Battle stayed low, moving back to Buck’s position. Once he’d disappeared from the alley, the gunfire stopped.
“We’re pinned?” Buck asked, the color gone from his face. His skin looked almost translucent.
Battle nodded. “Yeah. And we’re about to lose daylight. I’ve got to find another way out of here.”
OCTOBER 15, 2037, 5:09 AM
SCOURGE + 5 YEARS
Cyrus Skinner blinked his eyes open. His leg was dangling off the edge of his bed and his toes were cold. A nightlight he kept plugged into the outlet closest to the bed was dark. The power was out again.
Skinner slid his leg back under the sheet and rolled onto his back. He stared into the dark at the ceiling and sighed, rolling back onto his stomach. It was more than twenty-four hours since he’d sent Queho southeast to take care of the rancher he knew as Mad Max.
The reclusive rancher had already killed at least three of his men. He knew that for sure. There was a good chance the posse boss Rudabaugh and his posse were buzzard food. And now, Queho hadn’t come back.
Skinner grunted and reached over to a nightstand, dragging his lighter and cigarettes into bed with him. He turned onto his back and scooted up on his elbows. With a half-empty feather pillow propped between his back and the headboard, he shook a cigarette free of its package and lit it with a couple of puffs. He drew in a deep breath and held it. The familiar buzz filtered into his bloodstream and he exhaled through his nose. Smoke plumed around him. He sucked in another drag; the bright orange glow hanging from his lips intensified. It was the only light in the room.
Skinner rubbed his jaw, scratching the three-day-old growth. He had a decision to make.
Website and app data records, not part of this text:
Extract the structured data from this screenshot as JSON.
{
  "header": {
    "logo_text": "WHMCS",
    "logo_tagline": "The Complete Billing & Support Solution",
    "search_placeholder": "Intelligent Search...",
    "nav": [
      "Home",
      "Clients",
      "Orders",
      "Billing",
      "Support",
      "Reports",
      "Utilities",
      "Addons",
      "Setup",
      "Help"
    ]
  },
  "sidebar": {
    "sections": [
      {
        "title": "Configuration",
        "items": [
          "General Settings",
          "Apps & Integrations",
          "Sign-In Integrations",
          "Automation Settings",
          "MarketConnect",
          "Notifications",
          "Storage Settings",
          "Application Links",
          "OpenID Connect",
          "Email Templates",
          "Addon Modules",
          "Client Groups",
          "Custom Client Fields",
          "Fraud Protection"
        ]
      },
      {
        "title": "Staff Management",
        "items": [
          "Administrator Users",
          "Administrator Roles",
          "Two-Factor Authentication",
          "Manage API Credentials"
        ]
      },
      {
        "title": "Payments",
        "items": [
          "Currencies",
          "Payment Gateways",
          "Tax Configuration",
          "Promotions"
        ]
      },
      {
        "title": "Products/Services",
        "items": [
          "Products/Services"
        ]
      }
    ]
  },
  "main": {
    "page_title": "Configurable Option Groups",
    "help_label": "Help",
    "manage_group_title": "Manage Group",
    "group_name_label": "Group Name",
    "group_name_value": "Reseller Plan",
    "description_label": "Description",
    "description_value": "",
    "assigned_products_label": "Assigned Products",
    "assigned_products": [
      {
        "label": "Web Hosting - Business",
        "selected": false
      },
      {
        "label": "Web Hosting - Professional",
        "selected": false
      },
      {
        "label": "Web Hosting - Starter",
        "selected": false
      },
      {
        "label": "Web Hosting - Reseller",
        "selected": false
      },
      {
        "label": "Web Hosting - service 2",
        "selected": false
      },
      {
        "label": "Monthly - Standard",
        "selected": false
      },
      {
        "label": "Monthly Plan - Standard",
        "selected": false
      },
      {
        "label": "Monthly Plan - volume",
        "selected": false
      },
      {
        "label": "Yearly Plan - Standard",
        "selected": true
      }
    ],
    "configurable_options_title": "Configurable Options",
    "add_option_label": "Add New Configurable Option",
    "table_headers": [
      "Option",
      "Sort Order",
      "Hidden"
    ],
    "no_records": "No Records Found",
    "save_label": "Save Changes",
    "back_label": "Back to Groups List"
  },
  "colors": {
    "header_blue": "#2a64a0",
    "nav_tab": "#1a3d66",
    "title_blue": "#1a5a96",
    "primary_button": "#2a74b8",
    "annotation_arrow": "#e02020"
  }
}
Clearly Mad Max, and the woman he was keeping from them, was far more of a problem than he’d anticipated.